(Website and app data records)
__________________________________________________

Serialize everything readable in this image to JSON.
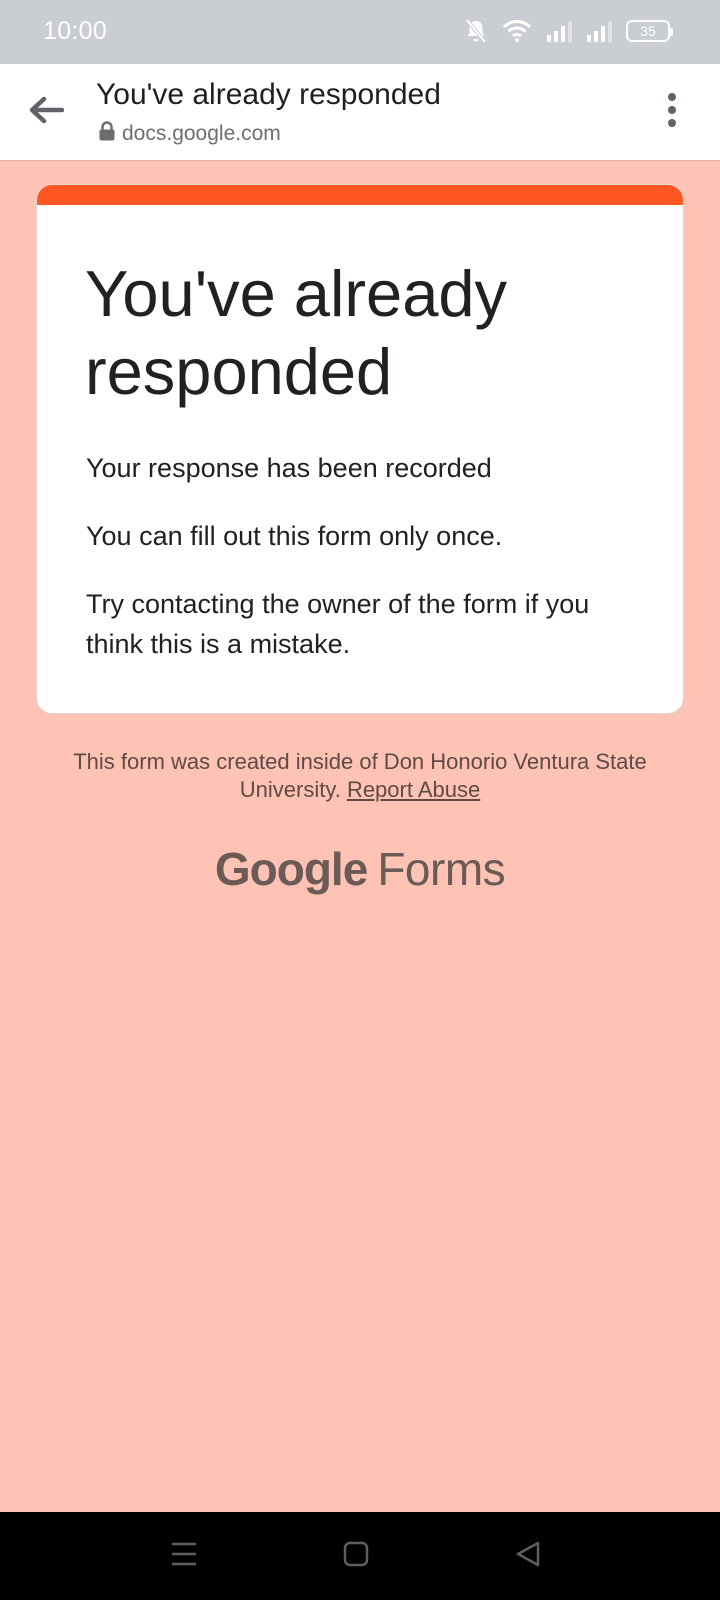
{
  "status_bar": {
    "time": "10:00",
    "battery": "35",
    "icons": [
      "bell-off-icon",
      "wifi-icon",
      "signal-icon",
      "signal-icon",
      "battery-icon"
    ]
  },
  "browser": {
    "title": "You've already responded",
    "url": "docs.google.com",
    "icons": [
      "back-arrow-icon",
      "lock-icon",
      "more-vert-icon"
    ]
  },
  "card": {
    "heading": "You've already responded",
    "line1": "Your response has been recorded",
    "line2": "You can fill out this form only once.",
    "line3": "Try contacting the owner of the form if you think this is a mistake."
  },
  "footer": {
    "created_text": "This form was created inside of Don Honorio Ventura State University.",
    "report_link": "Report Abuse",
    "brand_google": "Google",
    "brand_product": "Forms"
  },
  "nav_bar": {
    "icons": [
      "menu-icon",
      "home-square-icon",
      "back-triangle-icon"
    ]
  },
  "colors": {
    "page_background": "#fec3b4",
    "accent": "#ff5722",
    "status_bar": "#cacdd2",
    "nav_bar": "#000000"
  }
}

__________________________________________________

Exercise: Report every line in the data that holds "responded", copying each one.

Finished exercise:
    "title": "You've already responded",
    "heading": "You've already responded",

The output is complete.